[photo – me at age 4 on fence, on Rupert farm]
My fascination with cattle began in those years; I loved to go with my Dad to check on his steers. Also, my little brother and I stayed with a farm family on several occasions when our folks went to church conferences, and I loved to sit in the hay manger feeding the milk cows.
Dad came back to Salmon in 1950 to build a Methodist church, and I started first grade. I'd wanted a horse from the time I could walk, toddling around with a stick horse. My favorite toy was a little stuffed horse named Shorshay (my baby word for "horsie"). That little cloth horse soon became threadbare from being loved and lugged around everywhere I went.
When I was in third grade my dream came true. We got a horse, and Dad bought a small acreage up Withington Creek--where we lived for 2 summers--and we had a place to keep the horse. Then he started buying the adjoining ranch. Unlike most Methodist ministers who move every few years to serve different churches, Dad put down roots and spent 18 years at Salmon. I was grateful for this--being able to have my own horses, and starting my own small herd of cows (for college money) by working on the ranch. Irrigating, digging post-holes, riding range--these were tasks I thoroughly enjoyed. I wanted to spend the rest of my life involved with livestock.
Dad was also instrumental in my becoming a writer. As a child I was shy--often at a loss for words when talking to people. I had trouble expressing myself vocally, but I could put the words on paper. Because I loved horses, I often wrote long, rambling stories about them. When I was 12, Dad suggested I write a shorter story, and he helped me send it to Trails for Juniors, the Methodist Sunday School paper. It was accepted and published, and I received $10 for it. After realizing I could actually earn money for something I loved to do, I wrote more stories--first for children's magazines and then for horse and cattle publications. By the time I went to college I'd sold dozens of articles, and my writing helped pay my way through college.
I went to University of Puget Sound in Tacoma, Washington, and graduated in 1966, but during those years I was terribly homesick for the ranch. I didn't want to live in a city. When Lynn and I were married we spent our first summer on a dairy farm at Gooding, Idaho, then came back to Salmon--where we'd both grown up--to start ranching in 1967. We eventually purchased my parents’ small ranch and the adjoining one.
Dad's love of the land (and of horses and cattle) was a big factor in shaping my life, and his understanding and appreciation for rural people helped shape his ministry. Though he later served several other churches and built a very large church in Boise where he served for 14 years, a part of him was always rooted in the land. The simple wisdom and practicality of his faith shone through in all of his sermons and writings; his inspirational books (By the River of No Return, Wild Rivers and Mountain Trails, Sagebrush Seed, The Open Gate) have been very popular because they are very down-to-earth and many people can relate to the stories he tells and the message within them. When he finally retired for the third time, after serving several small churches that had no pastor, he and mom came back to Salmon in 2001 to spend the rest of their years among old friends and the mountains they loved.

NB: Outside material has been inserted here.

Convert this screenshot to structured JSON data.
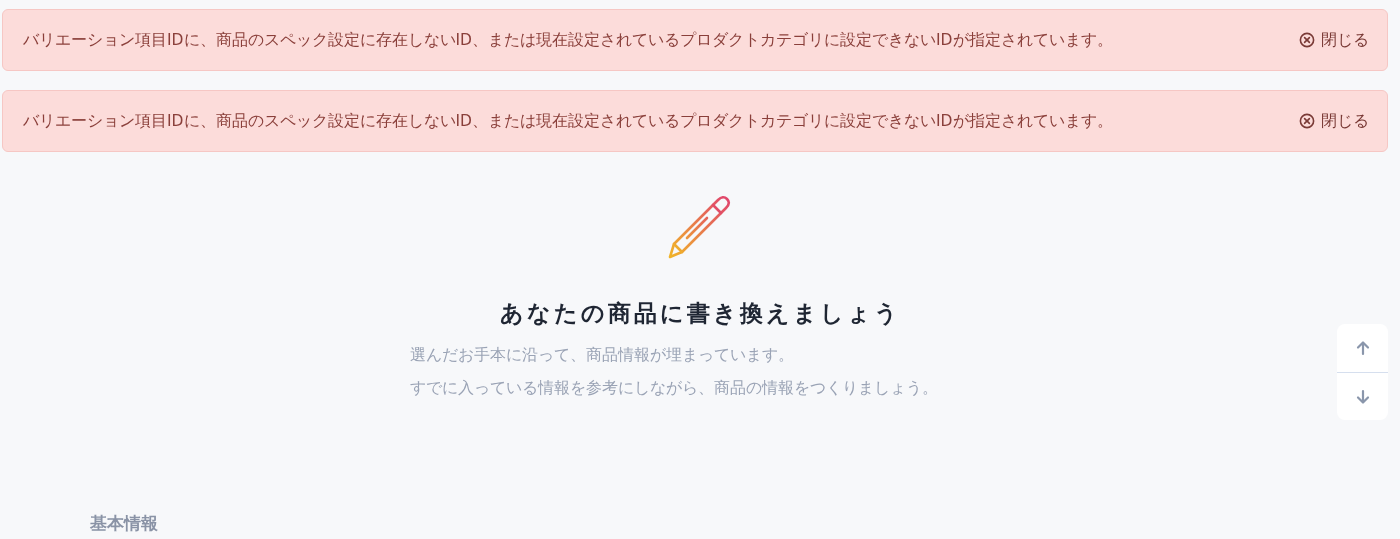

Dad, you'll be greatly missed. But I want to say thank you for your wisdom, advice, and for providing an opportunity for me to travel a path that I have truly loved. I couldn't have done it without you.